**Exercise brief**: With pictures omitted, output the records below exactly as they appear.

[Data records]
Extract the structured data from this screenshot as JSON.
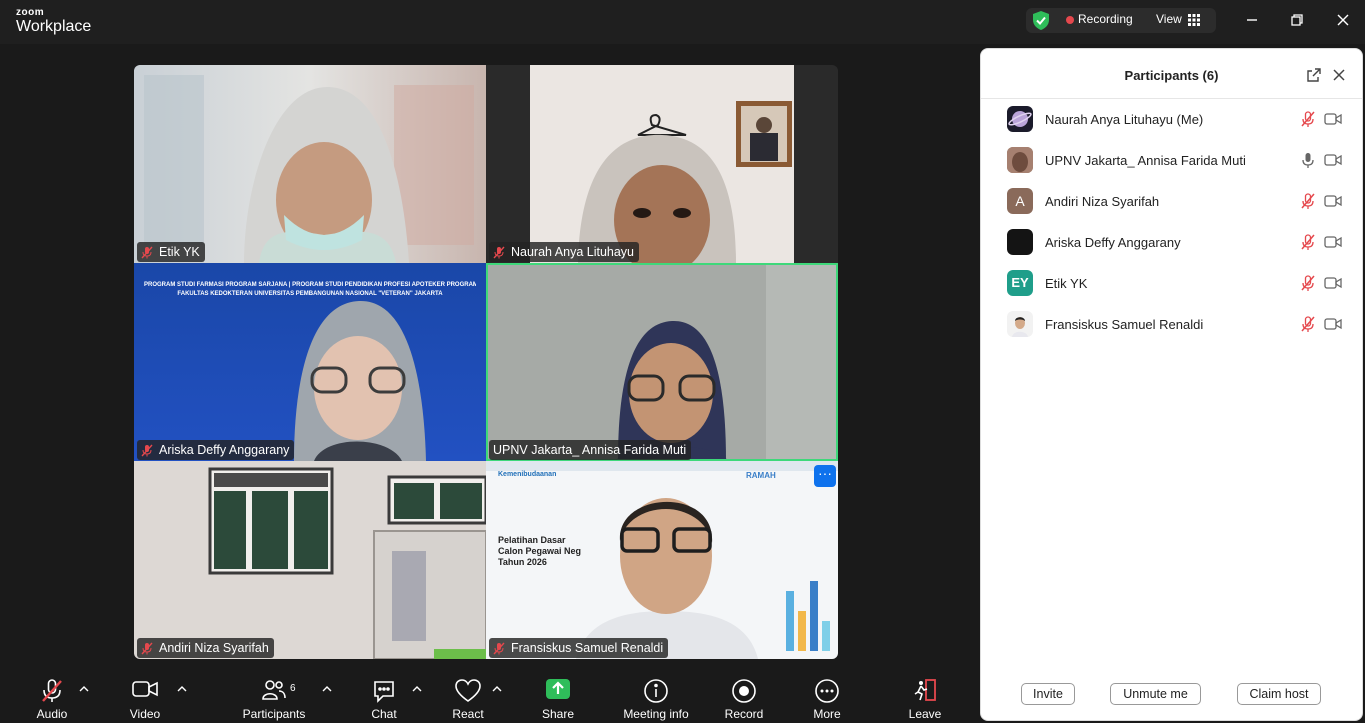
{
  "app": {
    "brand_small": "zoom",
    "brand_big": "Workplace"
  },
  "topbar": {
    "recording_label": "Recording",
    "view_label": "View"
  },
  "colors": {
    "accent_green": "#3ed87a",
    "record_red": "#e5484d",
    "zoom_blue": "#0e72ed",
    "mute_red": "#e5484d"
  },
  "tiles": [
    {
      "name": "Etik YK",
      "muted": true
    },
    {
      "name": "Naurah Anya Lituhayu",
      "muted": true
    },
    {
      "name": "Ariska Deffy Anggarany",
      "muted": true
    },
    {
      "name": "UPNV Jakarta_ Annisa Farida Muti",
      "muted": false,
      "active": true
    },
    {
      "name": "Andiri Niza Syarifah",
      "muted": true
    },
    {
      "name": "Fransiskus Samuel Renaldi",
      "muted": true,
      "more_icon": "ellipsis-icon"
    }
  ],
  "slides": {
    "banner_line1": "PROGRAM STUDI FARMASI PROGRAM SARJANA | PROGRAM STUDI PENDIDIKAN PROFESI APOTEKER PROGRAM PROFESI",
    "banner_line2": "FAKULTAS KEDOKTERAN UNIVERSITAS PEMBANGUNAN NASIONAL \"VETERAN\" JAKARTA",
    "training_line1": "Pelatihan Dasar",
    "training_line2": "Calon Pegawai Neg",
    "training_line3": "Tahun 2026",
    "logo_text": "Kemenibudaanan",
    "tag_ramah": "RAMAH"
  },
  "panel": {
    "title": "Participants (6)",
    "participants": [
      {
        "name": "Naurah Anya Lituhayu (Me)",
        "avatar": "image",
        "mic": "muted"
      },
      {
        "name": "UPNV Jakarta_ Annisa Farida Muti",
        "avatar": "image",
        "mic": "on"
      },
      {
        "name": "Andiri Niza Syarifah",
        "avatar_initials": "A",
        "avatar_color": "#8a6a5a",
        "mic": "muted"
      },
      {
        "name": "Ariska Deffy Anggarany",
        "avatar": "image",
        "mic": "muted"
      },
      {
        "name": "Etik YK",
        "avatar_initials": "EY",
        "avatar_color": "#1f9e8a",
        "mic": "muted"
      },
      {
        "name": "Fransiskus Samuel Renaldi",
        "avatar": "image",
        "mic": "muted"
      }
    ],
    "buttons": {
      "invite": "Invite",
      "unmute": "Unmute me",
      "claim": "Claim host"
    }
  },
  "toolbar": {
    "audio": "Audio",
    "video": "Video",
    "participants": "Participants",
    "participants_count": "6",
    "chat": "Chat",
    "react": "React",
    "share": "Share",
    "meeting_info": "Meeting info",
    "record": "Record",
    "more": "More",
    "leave": "Leave"
  }
}
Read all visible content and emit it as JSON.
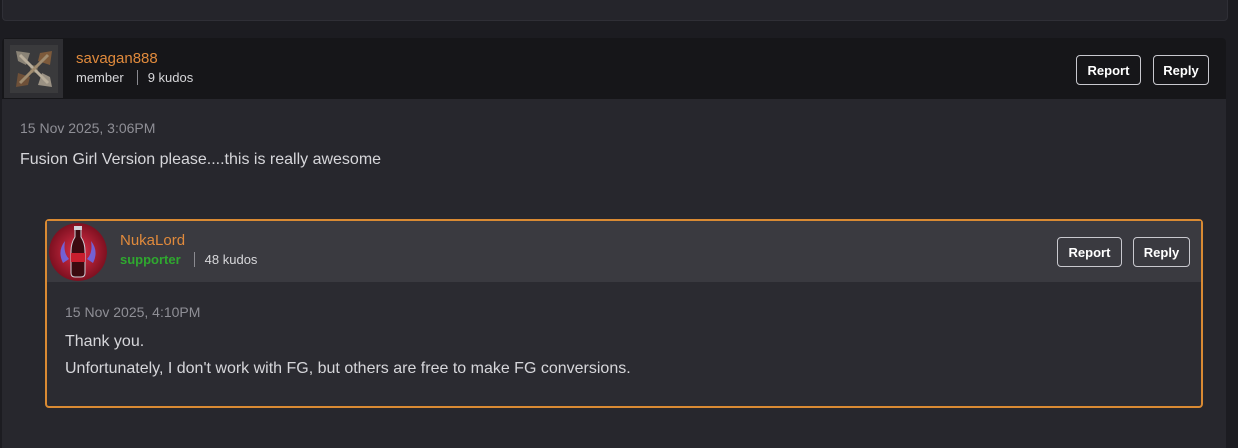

**Answer space**:
Extract the structured data from this screenshot as JSON.
{
  "app": {
    "brand_small": "zoom",
    "brand_big": "Workplace"
  },
  "topbar": {
    "recording_label": "Recording",
    "view_label": "View"
  },
  "colors": {
    "accent_green": "#3ed87a",
    "record_red": "#e5484d",
    "zoom_blue": "#0e72ed",
    "mute_red": "#e5484d"
  },
  "tiles": [
    {
      "name": "Etik YK",
      "muted": true
    },
    {
      "name": "Naurah Anya Lituhayu",
      "muted": true
    },
    {
      "name": "Ariska Deffy Anggarany",
      "muted": true
    },
    {
      "name": "UPNV Jakarta_ Annisa Farida Muti",
      "muted": false,
      "active": true
    },
    {
      "name": "Andiri Niza Syarifah",
      "muted": true
    },
    {
      "name": "Fransiskus Samuel Renaldi",
      "muted": true,
      "more_icon": "ellipsis-icon"
    }
  ],
  "slides": {
    "banner_line1": "PROGRAM STUDI FARMASI PROGRAM SARJANA | PROGRAM STUDI PENDIDIKAN PROFESI APOTEKER PROGRAM PROFESI",
    "banner_line2": "FAKULTAS KEDOKTERAN UNIVERSITAS PEMBANGUNAN NASIONAL \"VETERAN\" JAKARTA",
    "training_line1": "Pelatihan Dasar",
    "training_line2": "Calon Pegawai Neg",
    "training_line3": "Tahun 2026",
    "logo_text": "Kemenibudaanan",
    "tag_ramah": "RAMAH"
  },
  "panel": {
    "title": "Participants (6)",
    "participants": [
      {
        "name": "Naurah Anya Lituhayu (Me)",
        "avatar": "image",
        "mic": "muted"
      },
      {
        "name": "UPNV Jakarta_ Annisa Farida Muti",
        "avatar": "image",
        "mic": "on"
      },
      {
        "name": "Andiri Niza Syarifah",
        "avatar_initials": "A",
        "avatar_color": "#8a6a5a",
        "mic": "muted"
      },
      {
        "name": "Ariska Deffy Anggarany",
        "avatar": "image",
        "mic": "muted"
      },
      {
        "name": "Etik YK",
        "avatar_initials": "EY",
        "avatar_color": "#1f9e8a",
        "mic": "muted"
      },
      {
        "name": "Fransiskus Samuel Renaldi",
        "avatar": "image",
        "mic": "muted"
      }
    ],
    "buttons": {
      "invite": "Invite",
      "unmute": "Unmute me",
      "claim": "Claim host"
    }
  },
  "toolbar": {
    "audio": "Audio",
    "video": "Video",
    "participants": "Participants",
    "participants_count": "6",
    "chat": "Chat",
    "react": "React",
    "share": "Share",
    "meeting_info": "Meeting info",
    "record": "Record",
    "more": "More",
    "leave": "Leave"
  }
}
Read all visible content and emit it as JSON.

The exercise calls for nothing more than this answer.